Some locking vibratos have a reputation for a being either thin or bright sounding (or both), but when correctly installed they are usually sonically neutral. In any case, the types of guitars that have them are most often used with high-gain distortion for heavy rock and shred playing, so tonal considerations will usually be assessed as such. Ultimately, a player’s decision whether to go with a Floyd or not will usually have more to do with functionality than tone.

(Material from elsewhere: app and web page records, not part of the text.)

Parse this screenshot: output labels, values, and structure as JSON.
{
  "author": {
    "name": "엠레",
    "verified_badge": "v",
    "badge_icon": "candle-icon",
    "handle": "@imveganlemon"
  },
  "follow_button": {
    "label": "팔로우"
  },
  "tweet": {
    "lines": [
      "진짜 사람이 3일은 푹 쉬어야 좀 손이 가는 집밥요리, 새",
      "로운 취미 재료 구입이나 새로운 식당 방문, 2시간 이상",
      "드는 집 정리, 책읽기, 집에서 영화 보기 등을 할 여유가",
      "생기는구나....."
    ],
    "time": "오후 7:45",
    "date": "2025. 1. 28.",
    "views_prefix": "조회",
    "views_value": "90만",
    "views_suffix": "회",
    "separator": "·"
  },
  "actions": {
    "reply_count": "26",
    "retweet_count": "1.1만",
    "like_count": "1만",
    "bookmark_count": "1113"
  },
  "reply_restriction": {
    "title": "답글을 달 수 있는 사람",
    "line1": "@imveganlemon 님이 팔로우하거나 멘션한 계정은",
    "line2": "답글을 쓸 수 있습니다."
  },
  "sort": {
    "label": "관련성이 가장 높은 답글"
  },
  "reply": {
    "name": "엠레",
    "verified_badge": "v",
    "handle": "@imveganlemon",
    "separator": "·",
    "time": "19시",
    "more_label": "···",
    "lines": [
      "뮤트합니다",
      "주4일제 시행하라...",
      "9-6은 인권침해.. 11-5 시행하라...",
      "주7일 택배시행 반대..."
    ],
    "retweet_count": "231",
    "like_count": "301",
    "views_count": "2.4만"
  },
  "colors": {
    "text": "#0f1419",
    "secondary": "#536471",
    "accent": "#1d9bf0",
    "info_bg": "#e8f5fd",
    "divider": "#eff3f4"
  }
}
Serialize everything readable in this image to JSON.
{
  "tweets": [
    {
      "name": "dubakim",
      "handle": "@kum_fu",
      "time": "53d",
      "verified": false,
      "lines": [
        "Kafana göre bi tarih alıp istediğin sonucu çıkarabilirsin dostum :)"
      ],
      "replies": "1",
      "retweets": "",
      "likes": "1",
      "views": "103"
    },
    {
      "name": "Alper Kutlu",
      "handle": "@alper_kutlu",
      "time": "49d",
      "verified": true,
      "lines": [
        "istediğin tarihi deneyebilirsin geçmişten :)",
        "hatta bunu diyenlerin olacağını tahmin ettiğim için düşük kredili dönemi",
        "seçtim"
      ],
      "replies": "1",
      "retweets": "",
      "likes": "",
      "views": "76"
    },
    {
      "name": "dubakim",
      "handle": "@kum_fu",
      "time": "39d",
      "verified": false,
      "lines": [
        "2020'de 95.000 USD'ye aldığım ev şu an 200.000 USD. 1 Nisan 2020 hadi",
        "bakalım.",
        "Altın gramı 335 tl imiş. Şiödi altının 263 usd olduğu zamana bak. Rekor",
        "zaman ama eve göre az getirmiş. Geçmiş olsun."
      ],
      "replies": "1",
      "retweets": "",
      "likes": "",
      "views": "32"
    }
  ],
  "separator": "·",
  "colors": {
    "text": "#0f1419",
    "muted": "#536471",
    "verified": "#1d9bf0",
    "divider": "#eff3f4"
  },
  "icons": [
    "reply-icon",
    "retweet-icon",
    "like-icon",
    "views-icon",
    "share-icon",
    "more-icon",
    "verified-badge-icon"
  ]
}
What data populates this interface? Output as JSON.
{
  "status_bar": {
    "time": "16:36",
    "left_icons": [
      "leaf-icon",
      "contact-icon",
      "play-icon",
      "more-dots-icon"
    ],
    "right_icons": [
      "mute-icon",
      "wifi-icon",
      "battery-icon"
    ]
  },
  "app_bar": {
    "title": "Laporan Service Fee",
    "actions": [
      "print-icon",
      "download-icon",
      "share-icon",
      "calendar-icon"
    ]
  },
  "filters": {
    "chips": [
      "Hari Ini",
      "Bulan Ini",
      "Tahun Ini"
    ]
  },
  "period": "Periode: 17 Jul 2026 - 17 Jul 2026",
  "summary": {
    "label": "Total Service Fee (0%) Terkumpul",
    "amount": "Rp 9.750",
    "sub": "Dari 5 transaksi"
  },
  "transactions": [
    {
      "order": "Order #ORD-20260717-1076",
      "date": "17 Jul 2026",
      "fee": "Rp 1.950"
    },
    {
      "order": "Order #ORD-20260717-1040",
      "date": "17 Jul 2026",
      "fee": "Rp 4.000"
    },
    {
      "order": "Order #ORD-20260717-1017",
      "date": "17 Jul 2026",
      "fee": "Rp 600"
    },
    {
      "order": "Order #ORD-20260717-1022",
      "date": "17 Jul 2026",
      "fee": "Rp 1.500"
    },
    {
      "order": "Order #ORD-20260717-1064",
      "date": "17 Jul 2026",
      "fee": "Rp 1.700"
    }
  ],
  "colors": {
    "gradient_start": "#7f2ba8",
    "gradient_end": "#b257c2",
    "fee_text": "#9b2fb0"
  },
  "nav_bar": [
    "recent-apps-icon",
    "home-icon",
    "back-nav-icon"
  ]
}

One of the most popular modifications of the vintage Strat vibrato comes in the form of the Paul Reed Smith vibrato. This system, originally manufactured for PRS by Mil Com, seeks to address two of the main drawbacks of the ’50s unit by offering wider travel and improved tuning stability. Some elements aimed at achieving this include string ball-end seats that are drilled deeper into the underside of the inertia block (resulting in less dead string length behind the saddles), and the notching of the six pivot posts to receive the knife-edge-fine holes in the base plate. PRS also recognized, as did the double-locking brigade, that a big part of a vibrato’s efficiency has to do with the hardware at the other end of the neck, and have included a friction-reducing graphite-style nut and locking tuners to complete the package.
Along with these popular vibratos, a few other less-hallowed designs have also seen use through the years. Gibson’s Maestro Vibrola, a simple bent-steel-spring tailpiece, proved more effective (and remains more popular) than the short-lived and more complex Sideways Vibrola that preceded it. Fender’s “new and improved” Floating Tremolo, as seen on the Jazzmaster and Jaguar is still a favorite of many surf, garage, and indie players, while the somewhat awkward little Mustang vibrato unit has its fans, as does the single-spring Burns Vibrato, which saw use on some entry level ’60s Gretsch models, such as the Corvette. Simple or complex, however, most classic-style vibratos can only work their best when the strings move smoothly across the nut slots and saddles as you move the bar. So keep those slots slick and clean and your saddles smooth and tight to ensure reliable performance as you wiggle that whammy to add color and drama to your sound.